British Maj. Gen. Orde Wingate died in a plane crash in 1944, causing his force to later fall under direct command of American Gen. Joseph Stilwell who was unpopular for sending the guerrilla force on conventional infantry missions without proper support.
(Imperial War Museums, Public Domain)
On March 24, the mission suffered a major setback when Wingate died in a plane crash. His successor, Brig. Gen. Joseph Lentaigne maintained the Chindits’ mission until ordered in May 1944 to fall in under Stilwell. Stilwell deployed the force like a typical infantry unit for a number of attacks, but failed to provide it with sufficient artillery and air support in some cases.
Stilwell later ordered the 77th to take Myitkyina despite being at only 10 percent strength. The commander turned off his radios and marched out instead.
Chindits prepare tea during a halt in Burma.
(Imperial War Museums)
Eventually, the Japanese forces in Burma began to find and conduct serious assaults on Chindit strongholds, especially White City and Blackpool on the rail networks. White City held out for its entire existence, suffering some penetrations past the wire, but always repelling the enemy force eventually.
Blackpool was not so lucky. Close to Japanese lines, it was eventually isolated thanks to Japanese anti-aircraft guns that prevented aerial resupply. The men were finally forced to fight their way out — 2,000 starving and sick men cutting past the jungle and the Japanese.

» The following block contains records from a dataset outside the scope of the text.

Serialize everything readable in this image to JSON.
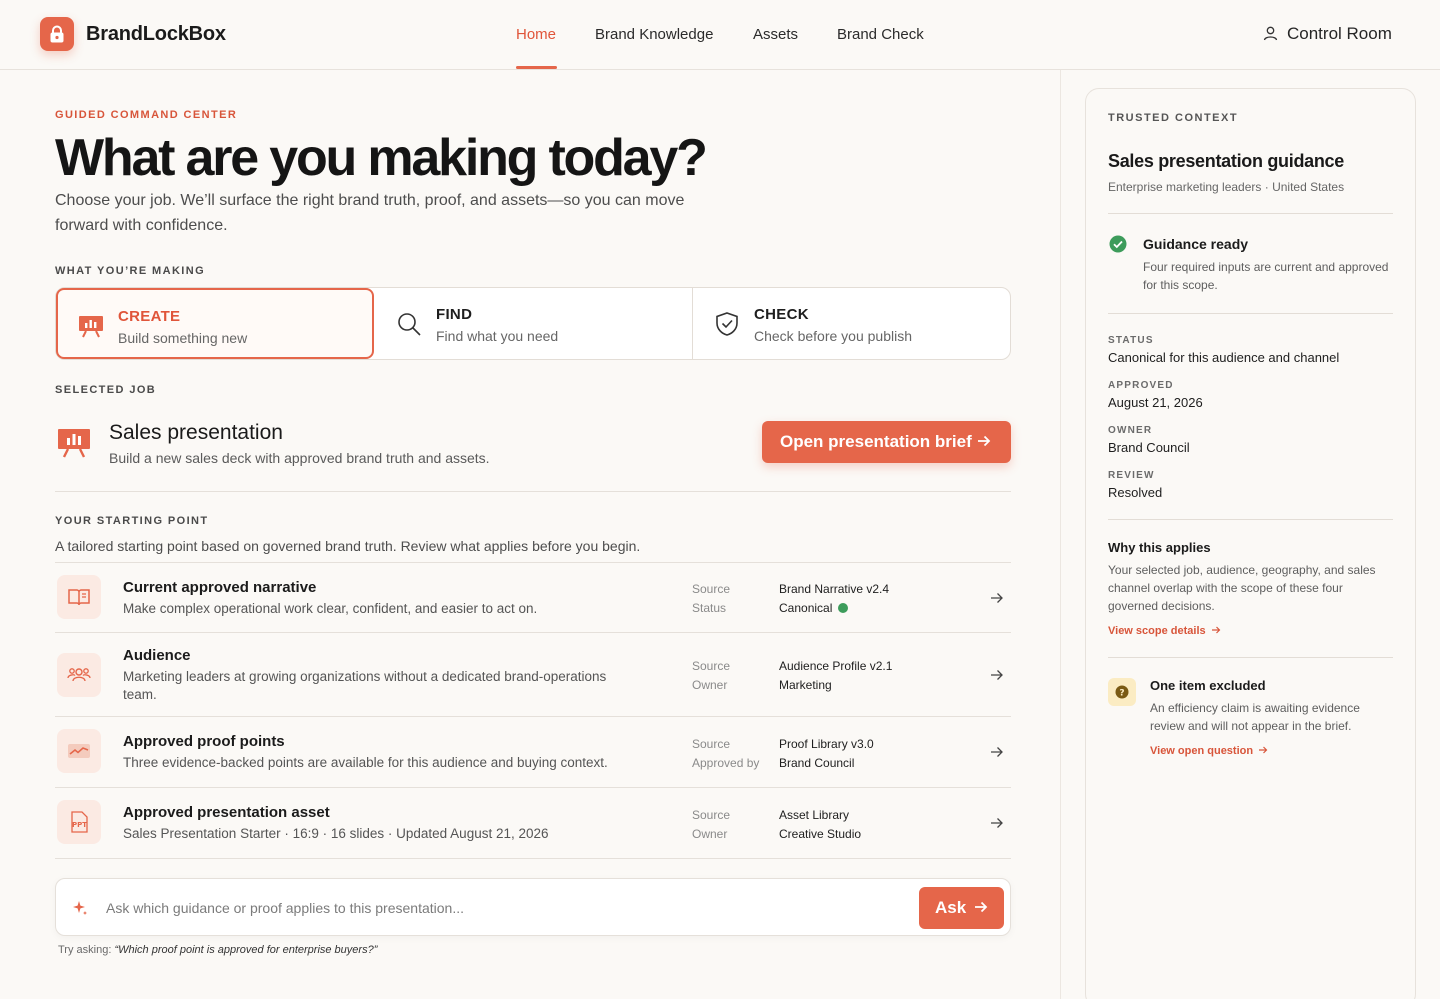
{
  "header": {
    "brand": "BrandLockBox",
    "nav": [
      "Home",
      "Brand Knowledge",
      "Assets",
      "Brand Check"
    ],
    "active_nav": "Home",
    "control_room": "Control Room"
  },
  "hero": {
    "eyebrow": "GUIDED COMMAND CENTER",
    "title": "What are you making today?",
    "lead": "Choose your job. We’ll surface the right brand truth, proof, and assets—so you can move forward with confidence."
  },
  "making": {
    "label": "WHAT YOU’RE MAKING",
    "options": [
      {
        "title": "CREATE",
        "sub": "Build something new",
        "icon": "presentation-icon",
        "active": true
      },
      {
        "title": "FIND",
        "sub": "Find what you need",
        "icon": "search-icon",
        "active": false
      },
      {
        "title": "CHECK",
        "sub": "Check before you publish",
        "icon": "shield-check-icon",
        "active": false
      }
    ]
  },
  "selected_job": {
    "label": "SELECTED JOB",
    "title": "Sales presentation",
    "sub": "Build a new sales deck with approved brand truth and assets.",
    "cta": "Open presentation brief"
  },
  "starting_point": {
    "label": "YOUR STARTING POINT",
    "sub": "A tailored starting point based on governed brand truth. Review what applies before you begin.",
    "rows": [
      {
        "icon": "book-icon",
        "title": "Current approved narrative",
        "desc": "Make complex operational work clear, confident, and easier to act on.",
        "k1": "Source",
        "v1": "Brand Narrative v2.4",
        "k2": "Status",
        "v2": "Canonical"
      },
      {
        "icon": "audience-icon",
        "title": "Audience",
        "desc": "Marketing leaders at growing organizations without a dedicated brand-operations team.",
        "k1": "Source",
        "v1": "Audience Profile v2.1",
        "k2": "Owner",
        "v2": "Marketing"
      },
      {
        "icon": "proof-chart-icon",
        "title": "Approved proof points",
        "desc": "Three evidence-backed points are available for this audience and buying context.",
        "k1": "Source",
        "v1": "Proof Library v3.0",
        "k2": "Approved by",
        "v2": "Brand Council"
      },
      {
        "icon": "ppt-file-icon",
        "title": "Approved presentation asset",
        "desc": "Sales Presentation Starter · 16:9 · 16 slides · Updated August 21, 2026",
        "k1": "Source",
        "v1": "Asset Library",
        "k2": "Owner",
        "v2": "Creative Studio"
      }
    ]
  },
  "ask": {
    "placeholder": "Ask which guidance or proof applies to this presentation...",
    "button": "Ask",
    "hint_prefix": "Try asking:",
    "hint_example": "“Which proof point is approved for enterprise buyers?”"
  },
  "panel": {
    "eyebrow": "TRUSTED CONTEXT",
    "title": "Sales presentation guidance",
    "sub": "Enterprise marketing leaders · United States",
    "ready_title": "Guidance ready",
    "ready_body": "Four required inputs are current and approved for this scope.",
    "status_label": "STATUS",
    "status_value": "Canonical for this audience and channel",
    "approved_label": "APPROVED",
    "approved_value": "August 21, 2026",
    "owner_label": "OWNER",
    "owner_value": "Brand Council",
    "review_label": "REVIEW",
    "review_value": "Resolved",
    "why_title": "Why this applies",
    "why_body": "Your selected job, audience, geography, and sales channel overlap with the scope of these four governed decisions.",
    "why_link": "View scope details",
    "excluded_title": "One item excluded",
    "excluded_body": "An efficiency claim is awaiting evidence review and will not appear in the brief.",
    "excluded_link": "View open question"
  },
  "colors": {
    "accent": "#e5664a",
    "success": "#3d9c5b",
    "warning_bg": "#fbecc3"
  }
}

The rest of the Chindits, meanwhile, were suffering from the intense fighting, jungle heat and humidity, and disease. By late July, Lentaigne made the decision that the 111th Brigade was no longer fit to fight and withdrew them on his own authority. The rest of the Chindits followed over the next month and the last emerged from the jungle in late August 1944.